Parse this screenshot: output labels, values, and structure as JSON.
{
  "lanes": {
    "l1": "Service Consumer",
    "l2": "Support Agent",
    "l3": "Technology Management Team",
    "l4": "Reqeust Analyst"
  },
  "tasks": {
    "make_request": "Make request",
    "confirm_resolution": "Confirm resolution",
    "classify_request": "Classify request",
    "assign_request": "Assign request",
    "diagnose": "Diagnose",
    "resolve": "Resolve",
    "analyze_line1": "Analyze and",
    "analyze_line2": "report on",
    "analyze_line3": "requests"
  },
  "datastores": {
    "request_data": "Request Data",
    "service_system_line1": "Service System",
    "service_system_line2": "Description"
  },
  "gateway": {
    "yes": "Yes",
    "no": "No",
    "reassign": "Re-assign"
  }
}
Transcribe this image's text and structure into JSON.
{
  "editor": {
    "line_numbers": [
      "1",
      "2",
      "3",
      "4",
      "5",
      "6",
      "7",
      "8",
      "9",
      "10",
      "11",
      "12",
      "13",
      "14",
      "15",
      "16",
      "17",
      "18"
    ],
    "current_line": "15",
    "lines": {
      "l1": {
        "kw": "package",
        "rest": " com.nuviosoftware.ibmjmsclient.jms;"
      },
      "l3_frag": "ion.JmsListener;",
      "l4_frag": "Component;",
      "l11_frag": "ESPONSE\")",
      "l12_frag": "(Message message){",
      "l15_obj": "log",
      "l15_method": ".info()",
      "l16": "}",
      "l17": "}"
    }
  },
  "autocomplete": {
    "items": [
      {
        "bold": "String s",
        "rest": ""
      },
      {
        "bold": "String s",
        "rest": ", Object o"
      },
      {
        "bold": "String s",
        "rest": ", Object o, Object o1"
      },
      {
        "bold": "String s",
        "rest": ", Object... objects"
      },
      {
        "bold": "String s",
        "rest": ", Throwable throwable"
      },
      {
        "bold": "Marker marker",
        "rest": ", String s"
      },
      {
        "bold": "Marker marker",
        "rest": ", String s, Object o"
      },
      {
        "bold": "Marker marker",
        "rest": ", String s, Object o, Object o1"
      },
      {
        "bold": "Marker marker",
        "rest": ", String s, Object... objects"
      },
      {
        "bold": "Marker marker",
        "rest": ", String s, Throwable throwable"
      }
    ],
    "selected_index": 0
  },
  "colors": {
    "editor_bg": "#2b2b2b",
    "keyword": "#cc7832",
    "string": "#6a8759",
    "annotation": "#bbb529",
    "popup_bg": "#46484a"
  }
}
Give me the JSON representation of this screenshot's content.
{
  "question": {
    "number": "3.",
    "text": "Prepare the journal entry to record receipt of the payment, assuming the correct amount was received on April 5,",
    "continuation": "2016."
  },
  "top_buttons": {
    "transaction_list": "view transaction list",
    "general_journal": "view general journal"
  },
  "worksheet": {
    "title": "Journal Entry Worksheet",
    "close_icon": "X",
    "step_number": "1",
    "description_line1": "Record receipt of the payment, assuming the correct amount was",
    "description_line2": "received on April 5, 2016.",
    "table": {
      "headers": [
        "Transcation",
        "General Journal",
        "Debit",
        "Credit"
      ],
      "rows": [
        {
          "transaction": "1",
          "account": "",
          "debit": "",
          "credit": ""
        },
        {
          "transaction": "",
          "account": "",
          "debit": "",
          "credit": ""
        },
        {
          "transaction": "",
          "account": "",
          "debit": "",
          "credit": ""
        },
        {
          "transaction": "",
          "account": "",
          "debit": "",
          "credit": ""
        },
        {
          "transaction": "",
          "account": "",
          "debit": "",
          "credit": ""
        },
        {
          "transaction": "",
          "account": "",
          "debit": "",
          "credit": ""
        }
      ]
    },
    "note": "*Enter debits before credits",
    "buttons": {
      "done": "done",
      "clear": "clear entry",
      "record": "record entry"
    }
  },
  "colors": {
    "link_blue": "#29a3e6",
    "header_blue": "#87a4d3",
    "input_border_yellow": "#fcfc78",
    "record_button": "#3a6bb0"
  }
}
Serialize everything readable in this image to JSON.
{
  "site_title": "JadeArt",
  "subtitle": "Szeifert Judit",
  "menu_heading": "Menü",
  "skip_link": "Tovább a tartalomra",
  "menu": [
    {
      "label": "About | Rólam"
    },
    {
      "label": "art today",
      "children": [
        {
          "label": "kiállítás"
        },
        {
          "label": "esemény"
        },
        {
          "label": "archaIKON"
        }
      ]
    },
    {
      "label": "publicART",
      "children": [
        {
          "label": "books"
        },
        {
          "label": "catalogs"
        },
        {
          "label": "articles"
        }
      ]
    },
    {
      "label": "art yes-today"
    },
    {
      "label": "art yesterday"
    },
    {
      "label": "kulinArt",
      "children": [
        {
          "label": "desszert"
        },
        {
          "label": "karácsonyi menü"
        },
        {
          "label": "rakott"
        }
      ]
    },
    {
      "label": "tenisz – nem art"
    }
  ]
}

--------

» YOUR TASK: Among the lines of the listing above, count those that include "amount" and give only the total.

» SOLUTION: 2